            <role-name>admin</role-name>
        </auth-constraint>
    </security-constraint>

Never expose JSP files directly

You must always hide JSP file behind an action, you cannot allow for direct access to the JSP files as this can leads to unpredictable security vulnerabilities. You can achieve this by putting all your JSP files under the WEB-INF folder - most of the JEE containers restrict access to files placed under the WEB-INF folder. Second option is to add security constraint to the web.xml file:

<!-- Restricts access to pure JSP files - access available only via Struts action -->
<security-constraint>
    <display-name>No direct JSP access</display-name>
    <web-resource-collection>
        <web-resource-name>No-JSP</web-resource-name>
        <url-pattern>*.jsp</url-pattern>
    </web-resource-collection>
    <auth-constraint>
        <role-name>no-users</role-name>
    </auth-constraint>
</security-constraint>

<security-role>
    <description>Don't assign users to this role</description>
    <role-name>no-users</role-name>
</security-role>

The best approach is to used the both solutions.

Internal security mechanism

The Apache Struts 2 contains internal security manager which blocks access to particular classes and Java packages - it's a OGNL-wide mechanism which means it affects any aspect of the framework ie. incoming parameters, expressions used in JSPs, etc.

The defaults are as follow:

    <constant name="struts.excludedClasses"
              value="
                java.lang.Object,
                java.lang.Runtime,
                java.lang.System,
                java.lang.Class,
                java.lang.ClassLoader,
                java.lang.Shutdown,
                ognl.OgnlContext,
                ognl.MemberAccess,
                ognl.ClassResolver,
                ognl.TypeConverter,
                com.opensymphony.xwork2.ActionContext" />
    <!-- this must be valid regex, each '.' in package name must be escaped! -->
    <constant name="struts.excludedPackageNamePatterns" value="^java\.lang\..*,^ognl.*,^javax.*" />

Any expression or target which evaluates to one of these will be blocked and you see a WARN in logs:

[WARNING] Target class [class example.MyBean] or declaring class of member type [public example.MyBean()] are excluded!

In that case new MyBean() was used to create a new instance of class (inside JSP) - it's blocked because target of such expression is evaluated to java.lang.Class

It is possible to redefine the above constants in struts.xml but try to avoid this and rather change design of your application!

Accessing static methods

Support for accessing static methods from expression will be disabled soon, please consider re-factoring your application to avoid further problems!

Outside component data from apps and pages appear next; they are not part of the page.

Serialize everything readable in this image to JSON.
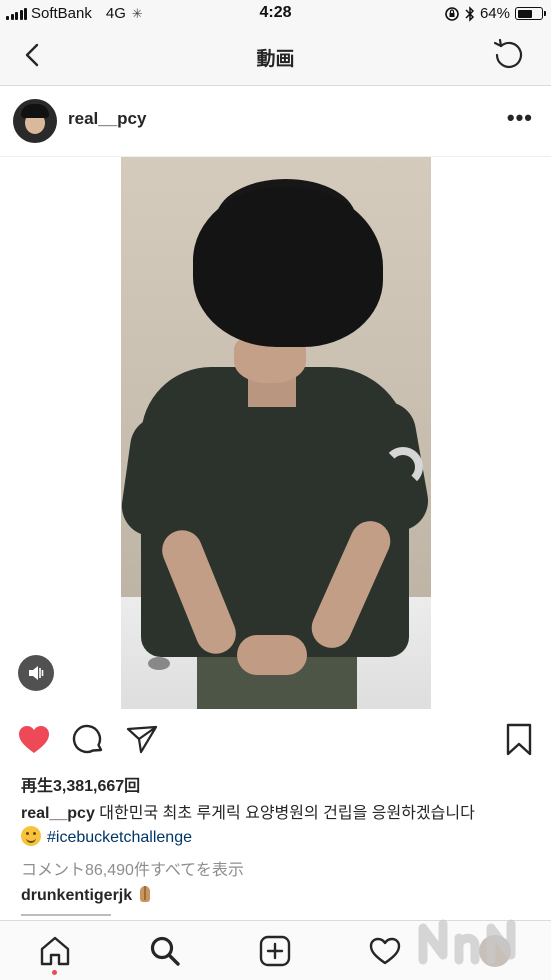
{
  "status_bar": {
    "carrier": "SoftBank",
    "network": "4G",
    "time": "4:28",
    "battery_percent_label": "64%",
    "battery_level": 0.64
  },
  "nav": {
    "title": "動画",
    "back_icon": "chevron-left-icon",
    "refresh_icon": "refresh-icon"
  },
  "post": {
    "username": "real__pcy",
    "more_icon": "more-horizontal-icon"
  },
  "video": {
    "mute_icon": "speaker-muted-icon"
  },
  "actions": {
    "like_icon": "heart-filled-icon",
    "like_color": "#ed4956",
    "comment_icon": "comment-bubble-icon",
    "share_icon": "paper-plane-icon",
    "save_icon": "bookmark-icon"
  },
  "views": "再生3,381,667回",
  "caption": {
    "username": "real__pcy",
    "text": "대한민국 최초 루게릭 요양병원의 건립을 응원하겠습니다",
    "emoji": "smiling-face-icon",
    "hashtag": "#icebucketchallenge"
  },
  "view_comments": "コメント86,490件すべてを表示",
  "comment": {
    "username": "drunkentigerjk",
    "emoji": "folded-hands-icon"
  },
  "tab_bar": {
    "home_icon": "home-icon",
    "search_icon": "search-icon",
    "add_icon": "add-post-icon",
    "activity_icon": "heart-outline-icon",
    "profile_icon": "profile-avatar-icon"
  },
  "hashtag_color": "#003569"
}
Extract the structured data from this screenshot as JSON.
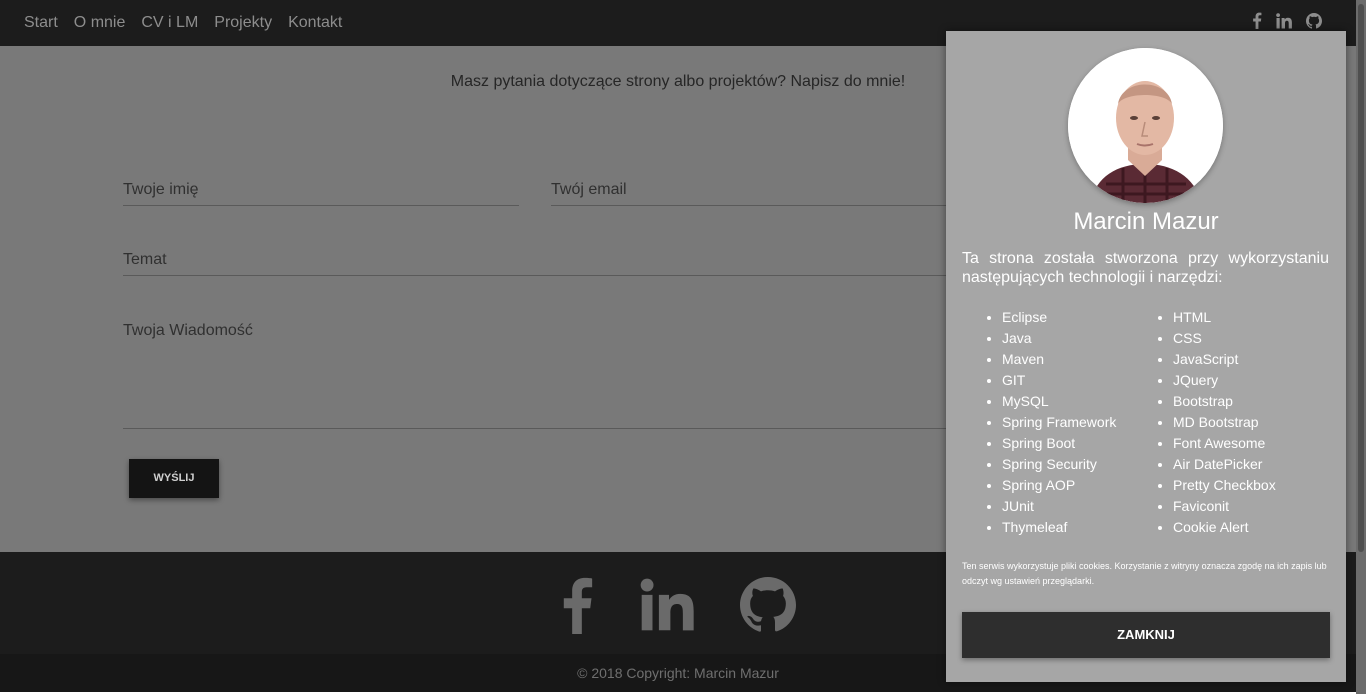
{
  "nav": {
    "links": [
      "Start",
      "O mnie",
      "CV i LM",
      "Projekty",
      "Kontakt"
    ],
    "social_icons": [
      "facebook-icon",
      "linkedin-icon",
      "github-icon"
    ]
  },
  "contact": {
    "intro": "Masz pytania dotyczące strony albo projektów? Napisz do mnie!",
    "name_placeholder": "Twoje imię",
    "email_placeholder": "Twój email",
    "subject_placeholder": "Temat",
    "message_placeholder": "Twoja Wiadomość",
    "send_label": "WYŚLIJ"
  },
  "footer": {
    "social_icons": [
      "facebook-icon",
      "linkedin-icon",
      "github-icon"
    ],
    "copyright": "© 2018 Copyright: Marcin Mazur"
  },
  "panel": {
    "name": "Marcin Mazur",
    "description": "Ta strona została stworzona przy wykorzystaniu następujących technologii i narzędzi:",
    "tech_left": [
      "Eclipse",
      "Java",
      "Maven",
      "GIT",
      "MySQL",
      "Spring Framework",
      "Spring Boot",
      "Spring Security",
      "Spring AOP",
      "JUnit",
      "Thymeleaf"
    ],
    "tech_right": [
      "HTML",
      "CSS",
      "JavaScript",
      "JQuery",
      "Bootstrap",
      "MD Bootstrap",
      "Font Awesome",
      "Air DatePicker",
      "Pretty Checkbox",
      "Faviconit",
      "Cookie Alert"
    ],
    "cookie_text": "Ten serwis wykorzystuje pliki cookies. Korzystanie z witryny oznacza zgodę na ich zapis lub odczyt wg ustawień przeglądarki.",
    "close_label": "ZAMKNIJ"
  },
  "colors": {
    "navbar": "#1c1c1c",
    "overlay_bg": "#797979",
    "panel_bg": "#a6a6a6",
    "button_dark": "#141414"
  }
}
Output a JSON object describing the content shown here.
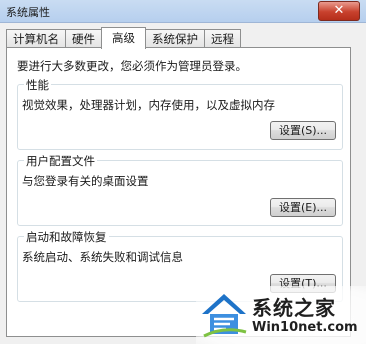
{
  "window": {
    "title": "系统属性",
    "close_label": "✕"
  },
  "tabs": [
    {
      "label": "计算机名",
      "active": false
    },
    {
      "label": "硬件",
      "active": false
    },
    {
      "label": "高级",
      "active": true
    },
    {
      "label": "系统保护",
      "active": false
    },
    {
      "label": "远程",
      "active": false
    }
  ],
  "notice": "要进行大多数更改，您必须作为管理员登录。",
  "groups": [
    {
      "title": "性能",
      "description": "视觉效果，处理器计划，内存使用，以及虚拟内存",
      "button_label": "设置(S)..."
    },
    {
      "title": "用户配置文件",
      "description": "与您登录有关的桌面设置",
      "button_label": "设置(E)..."
    },
    {
      "title": "启动和故障恢复",
      "description": "系统启动、系统失败和调试信息",
      "button_label": "设置(T)..."
    }
  ],
  "watermark": {
    "name": "系统之家",
    "site": "Win10net.com"
  }
}
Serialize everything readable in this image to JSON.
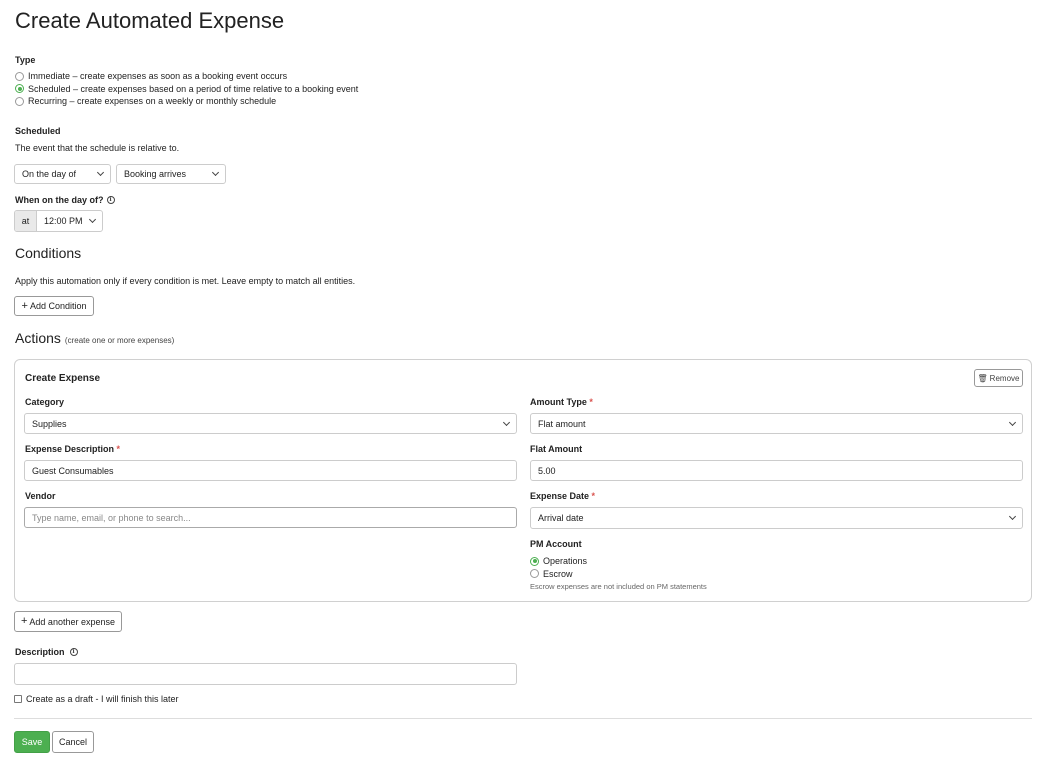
{
  "page": {
    "title": "Create Automated Expense"
  },
  "type_section": {
    "label": "Type",
    "options": [
      {
        "label": "Immediate – create expenses as soon as a booking event occurs",
        "checked": false
      },
      {
        "label": "Scheduled – create expenses based on a period of time relative to a booking event",
        "checked": true
      },
      {
        "label": "Recurring – create expenses on a weekly or monthly schedule",
        "checked": false
      }
    ]
  },
  "scheduled": {
    "label": "Scheduled",
    "help": "The event that the schedule is relative to.",
    "offset_select": "On the day of",
    "event_select": "Booking arrives",
    "when_label": "When on the day of?",
    "at_label": "at",
    "time_select": "12:00 PM"
  },
  "conditions": {
    "heading": "Conditions",
    "help": "Apply this automation only if every condition is met. Leave empty to match all entities.",
    "add_button": "Add Condition"
  },
  "actions": {
    "heading": "Actions",
    "subheading": "(create one or more expenses)",
    "card": {
      "title": "Create Expense",
      "remove_button": "Remove",
      "category_label": "Category",
      "category_value": "Supplies",
      "amount_type_label": "Amount Type",
      "amount_type_value": "Flat amount",
      "description_label": "Expense Description",
      "description_value": "Guest Consumables",
      "flat_amount_label": "Flat Amount",
      "flat_amount_value": "5.00",
      "vendor_label": "Vendor",
      "vendor_placeholder": "Type name, email, or phone to search...",
      "expense_date_label": "Expense Date",
      "expense_date_value": "Arrival date",
      "pm_account_label": "PM Account",
      "pm_options": [
        {
          "label": "Operations",
          "checked": true
        },
        {
          "label": "Escrow",
          "checked": false
        }
      ],
      "pm_note": "Escrow expenses are not included on PM statements",
      "required_mark": "*"
    },
    "add_another_button": "Add another expense"
  },
  "description": {
    "label": "Description",
    "value": ""
  },
  "draft_checkbox": {
    "label": "Create as a draft - I will finish this later",
    "checked": false
  },
  "footer": {
    "save": "Save",
    "cancel": "Cancel"
  },
  "colors": {
    "accent": "#4caf50",
    "required": "#d9534f",
    "border": "#cccccc"
  }
}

Please check WW-4348.

OGNL is used to call action's methods

This can impact actions which have large inheritance hierarchy and use the same method's name throughout the hierarchy, this was reported as an issue WW-4405. See the example below:

public class RealAction extends BaseAction {  
    @Action("save")
    public String save() throws Exception {
        super.save();
        return SUCCESS;
    }
}    
 
public class BaseAction extends AbstractAction {
    public String save() throws Exception {
        save(Double.MAX_VALUE);
        return SUCCESS;
    }
}
 
public abstract class AbstractAction extends ActionSupport {
    protected void save(Double val) {
        // some logic
    }
}

In such case OGNL cannot properly map which method to call when request is coming. This is do the OGNL limitation. To solve the problem don't use the same method's names through the hierarchy, you can simply change the action's method from save() to saveAction() and leaving annotation as is to allow call this action via /save.action request.

Accepted / Excluded patterns

As from version 2.3.20 the framework provides two new interfaces which are used to accept / exclude param names and values - AcceptedPatternsChecker and ExcludedPatternsChecker with default implementations. These two interfaces are used by Parameters Interceptor and Cookie Interceptor to check if param can accepted or must be excluded. If you were using excludeParams previously please compare patterns used by you with these provided by the framework in default implementation.